(Excerpts from an interface dataset)

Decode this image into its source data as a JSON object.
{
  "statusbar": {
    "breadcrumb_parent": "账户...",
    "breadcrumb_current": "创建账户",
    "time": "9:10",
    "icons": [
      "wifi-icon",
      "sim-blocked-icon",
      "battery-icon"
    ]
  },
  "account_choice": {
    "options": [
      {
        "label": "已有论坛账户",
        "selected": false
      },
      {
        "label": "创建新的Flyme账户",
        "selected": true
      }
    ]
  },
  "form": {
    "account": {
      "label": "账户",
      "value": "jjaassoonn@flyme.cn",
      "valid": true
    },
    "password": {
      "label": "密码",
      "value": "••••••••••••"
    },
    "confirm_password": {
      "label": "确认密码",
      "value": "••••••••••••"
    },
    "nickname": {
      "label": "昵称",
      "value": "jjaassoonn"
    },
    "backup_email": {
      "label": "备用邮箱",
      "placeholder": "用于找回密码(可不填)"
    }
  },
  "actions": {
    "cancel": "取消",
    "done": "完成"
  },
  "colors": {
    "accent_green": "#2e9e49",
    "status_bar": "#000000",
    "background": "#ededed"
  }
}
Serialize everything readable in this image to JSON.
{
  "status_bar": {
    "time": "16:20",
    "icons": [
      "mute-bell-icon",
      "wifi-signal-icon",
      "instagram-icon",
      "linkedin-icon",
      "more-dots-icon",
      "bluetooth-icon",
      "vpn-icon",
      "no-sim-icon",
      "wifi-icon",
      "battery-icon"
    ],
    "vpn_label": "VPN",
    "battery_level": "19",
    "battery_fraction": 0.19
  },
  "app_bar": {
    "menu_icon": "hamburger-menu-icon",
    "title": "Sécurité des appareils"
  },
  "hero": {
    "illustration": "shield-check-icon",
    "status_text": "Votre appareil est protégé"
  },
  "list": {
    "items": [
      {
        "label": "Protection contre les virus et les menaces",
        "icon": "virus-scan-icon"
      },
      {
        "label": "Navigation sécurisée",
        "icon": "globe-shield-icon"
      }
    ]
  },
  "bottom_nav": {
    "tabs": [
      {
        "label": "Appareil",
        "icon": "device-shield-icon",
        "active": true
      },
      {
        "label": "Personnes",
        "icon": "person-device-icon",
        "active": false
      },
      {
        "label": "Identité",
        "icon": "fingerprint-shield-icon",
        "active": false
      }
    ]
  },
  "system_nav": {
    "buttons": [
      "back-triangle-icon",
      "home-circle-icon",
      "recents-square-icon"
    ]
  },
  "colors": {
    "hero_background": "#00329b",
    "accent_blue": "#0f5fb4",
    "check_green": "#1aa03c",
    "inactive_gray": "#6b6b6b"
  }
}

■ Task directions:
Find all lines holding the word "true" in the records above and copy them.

■ Task output:
        "selected": true
      "valid": true
        "active": true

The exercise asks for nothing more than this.